Tuesday, April 13, 2010

Book 35: The Picture.

I'll let you know off the bat that I am going to be talking about The Picture of Dorian Gray rather candidly. There are going to be spoilers, but I don't think they will ruin the novel for you. But, if you think they will, I caution you not to read.

This is one of those books that I know I am going to be thinking about long after I shut the back cover. At this point (almost finished), I am haunted by the images and strong writing style. Wilde has created a story that has sucked me in and I'm sorry, I cannot break away.

The premise of this novel is this: Dorian Gray is a young, attractive gentleman. At the beginning of his tale, he is being painted by a friend, Basil. Basil is in love with Gray's beauty and is capturing it on canvas. When he finishes, Dorian, Basil, and their friend Henry all agree it is a beautiful picture-one that captures the beauty and youth of Dorian Gray. In a fit of passion, Dorian says the following:

"How sad it is! I shall grow old, and horrible, and dreadful. It will never be older than this particular day of June...If it were only the other way! If it were I who was to be always young, and the picture that was to grow old! For that-for that-I would give up everything! Yes, there is nothing in the whole world I would not give! I would give my soul for that!" (27-28).

Of course, Dorian gets his wish. As each day passes, he remains the same as what the picture initially captured: beautiful, young. However, as he begins to be corrupted by his vanity and the adoration of the people around him, the picture begins to change. It turns old and disgusting. The face shows the horror of Dorian's soul and reflects the person he really is. And as Dorian grows older, and older, and doesn't change, he becomes more and more evil and disturbing. People around him disappear and even die. He does things that will damn him, but never feels the effects of it. Instead, he locks the portrait away in a room, so that no one but he will see the monster he really is.

What interesting social commentary.

What I would give to teach this novel. It speaks a lot to the idea of the price of beauty. Here, a young man sold his soul to have eternal youth and beauty. His beauty corrupts him and turns him into the complete opposite of what he stands for. That is often why we say that true beauty lies within.

I think many teens would benefit from reading this book at some point-as a way to show them yet again that beauty and good looks are not everything. You must also be a good person to have friends around you, and to be successful. And while I haven't finished it just yet, I can't imagine the ended to be anything other than what I imagine it to be...Dorian's demise because of his selfish and vain behavior.

But we shall see...


  1. Glad you're enjoying this. It's an amazing book. Can't wait to hear the rest of your thoughts!

  2. Yes, beauty is only skin deep. The Picture of Dorian Gray is a novel I've always wanted to read and have never gotten around too. I look forward to reading your final thoughts on it.

  3. This is still one of my favorite books. I read it in High School and it was my first experience with Oscar Wilde. Thereafter I eagerly sought out his other works. :D So glad your enjoying it too.

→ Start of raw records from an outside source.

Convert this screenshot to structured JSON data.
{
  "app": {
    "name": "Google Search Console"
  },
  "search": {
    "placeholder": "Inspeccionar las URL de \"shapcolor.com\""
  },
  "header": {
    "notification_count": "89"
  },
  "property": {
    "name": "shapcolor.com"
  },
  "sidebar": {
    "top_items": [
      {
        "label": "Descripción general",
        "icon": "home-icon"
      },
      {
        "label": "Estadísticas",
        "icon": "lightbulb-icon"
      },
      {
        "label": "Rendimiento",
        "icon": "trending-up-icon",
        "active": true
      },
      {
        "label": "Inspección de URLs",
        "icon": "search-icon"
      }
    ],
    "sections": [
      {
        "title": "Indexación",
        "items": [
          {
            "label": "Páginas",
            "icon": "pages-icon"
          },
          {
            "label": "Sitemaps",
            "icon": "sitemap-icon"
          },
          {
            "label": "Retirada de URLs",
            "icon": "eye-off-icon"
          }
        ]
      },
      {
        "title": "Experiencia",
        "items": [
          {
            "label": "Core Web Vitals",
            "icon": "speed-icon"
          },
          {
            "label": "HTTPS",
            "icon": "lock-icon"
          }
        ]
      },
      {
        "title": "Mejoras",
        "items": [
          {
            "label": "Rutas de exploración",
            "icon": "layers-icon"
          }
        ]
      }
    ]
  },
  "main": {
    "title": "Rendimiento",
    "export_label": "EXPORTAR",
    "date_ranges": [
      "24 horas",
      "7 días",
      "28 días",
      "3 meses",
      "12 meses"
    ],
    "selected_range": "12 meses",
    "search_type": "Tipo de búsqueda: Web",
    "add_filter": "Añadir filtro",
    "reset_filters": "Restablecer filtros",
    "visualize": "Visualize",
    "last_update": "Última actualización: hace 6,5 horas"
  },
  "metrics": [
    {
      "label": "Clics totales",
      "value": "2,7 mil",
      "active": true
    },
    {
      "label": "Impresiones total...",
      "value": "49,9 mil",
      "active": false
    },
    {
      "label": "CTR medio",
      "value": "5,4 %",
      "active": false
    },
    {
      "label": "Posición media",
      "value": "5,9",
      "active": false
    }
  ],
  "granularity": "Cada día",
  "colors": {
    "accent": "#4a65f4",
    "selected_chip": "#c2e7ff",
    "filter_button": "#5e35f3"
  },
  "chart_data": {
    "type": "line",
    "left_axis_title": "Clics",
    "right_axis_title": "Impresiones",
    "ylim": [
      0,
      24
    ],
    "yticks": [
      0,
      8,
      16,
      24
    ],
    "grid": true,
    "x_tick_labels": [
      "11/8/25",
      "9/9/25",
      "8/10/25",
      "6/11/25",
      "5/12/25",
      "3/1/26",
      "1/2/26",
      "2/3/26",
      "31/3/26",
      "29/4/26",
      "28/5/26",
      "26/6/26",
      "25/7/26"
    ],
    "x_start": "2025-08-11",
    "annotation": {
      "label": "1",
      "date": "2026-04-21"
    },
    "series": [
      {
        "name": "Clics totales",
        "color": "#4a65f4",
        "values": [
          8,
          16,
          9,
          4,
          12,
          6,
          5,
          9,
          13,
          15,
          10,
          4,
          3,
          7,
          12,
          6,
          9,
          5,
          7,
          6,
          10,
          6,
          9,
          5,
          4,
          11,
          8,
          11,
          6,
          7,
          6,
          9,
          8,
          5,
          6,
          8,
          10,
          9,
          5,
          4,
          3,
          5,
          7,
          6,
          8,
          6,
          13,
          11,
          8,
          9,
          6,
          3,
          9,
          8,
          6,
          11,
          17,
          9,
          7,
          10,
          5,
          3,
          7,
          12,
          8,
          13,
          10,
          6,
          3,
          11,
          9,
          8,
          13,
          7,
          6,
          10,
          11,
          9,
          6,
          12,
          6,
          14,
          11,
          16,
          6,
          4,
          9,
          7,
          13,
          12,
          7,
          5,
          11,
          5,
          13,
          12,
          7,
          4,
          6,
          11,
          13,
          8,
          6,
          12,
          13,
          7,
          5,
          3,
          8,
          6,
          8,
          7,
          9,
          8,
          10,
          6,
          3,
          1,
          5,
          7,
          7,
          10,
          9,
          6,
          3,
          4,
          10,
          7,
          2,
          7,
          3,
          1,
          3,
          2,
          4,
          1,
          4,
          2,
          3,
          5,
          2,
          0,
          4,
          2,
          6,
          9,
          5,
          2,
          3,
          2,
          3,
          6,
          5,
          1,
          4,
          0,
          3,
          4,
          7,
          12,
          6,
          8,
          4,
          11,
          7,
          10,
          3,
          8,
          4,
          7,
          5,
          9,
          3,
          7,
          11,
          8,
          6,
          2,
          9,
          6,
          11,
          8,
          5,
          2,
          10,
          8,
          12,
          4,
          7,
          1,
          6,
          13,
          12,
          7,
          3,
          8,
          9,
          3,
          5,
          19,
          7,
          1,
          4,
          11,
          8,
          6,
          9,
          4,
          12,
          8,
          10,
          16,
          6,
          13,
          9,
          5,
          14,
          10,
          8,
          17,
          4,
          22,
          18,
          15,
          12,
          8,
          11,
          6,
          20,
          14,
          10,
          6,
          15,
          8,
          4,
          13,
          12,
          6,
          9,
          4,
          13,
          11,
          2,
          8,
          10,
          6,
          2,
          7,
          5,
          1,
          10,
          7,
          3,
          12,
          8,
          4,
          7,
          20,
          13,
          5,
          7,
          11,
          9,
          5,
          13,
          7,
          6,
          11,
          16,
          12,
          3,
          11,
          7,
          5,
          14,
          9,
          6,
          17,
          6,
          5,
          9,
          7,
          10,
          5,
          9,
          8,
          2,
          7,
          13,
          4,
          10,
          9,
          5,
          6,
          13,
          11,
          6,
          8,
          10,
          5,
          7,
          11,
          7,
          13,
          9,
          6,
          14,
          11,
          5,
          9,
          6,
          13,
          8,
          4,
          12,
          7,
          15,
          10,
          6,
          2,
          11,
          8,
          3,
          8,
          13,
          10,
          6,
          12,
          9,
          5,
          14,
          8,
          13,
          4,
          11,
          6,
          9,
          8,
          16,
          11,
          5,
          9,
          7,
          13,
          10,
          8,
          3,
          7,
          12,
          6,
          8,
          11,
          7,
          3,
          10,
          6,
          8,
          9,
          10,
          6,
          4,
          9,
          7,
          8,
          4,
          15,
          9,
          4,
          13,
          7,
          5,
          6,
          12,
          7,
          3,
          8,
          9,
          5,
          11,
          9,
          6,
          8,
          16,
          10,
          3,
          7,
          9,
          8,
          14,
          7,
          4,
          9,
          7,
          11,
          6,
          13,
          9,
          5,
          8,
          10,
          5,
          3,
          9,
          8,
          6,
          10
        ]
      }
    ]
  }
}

  4. I am so glad that you are loving it. It is a special book :-)

  5. This post definitely makes me want to read Dorian even more! Can't wait to hear your final thoughts.

  6. Oh, this sounds interesting (I've never read it). I think I need to pick it up from my shelves now.

  7. I still haven't finished this book. I started it over the summer and then school started and... well... not all of us can read like you, and most of my classes required a novel to be read a week :)
    I do love it though, and I think it'd be great to teach.

  8. You know, I adore Wilde's plays and stories, but I wasn't the biggest fan of this. I think it would've worked better in play form! I'm still a Wilde groupie though. ;)

  9. I agree. The social commentary within the story is thought provoking. I only read it last year after watching a League of Extraordinary Gentlemen.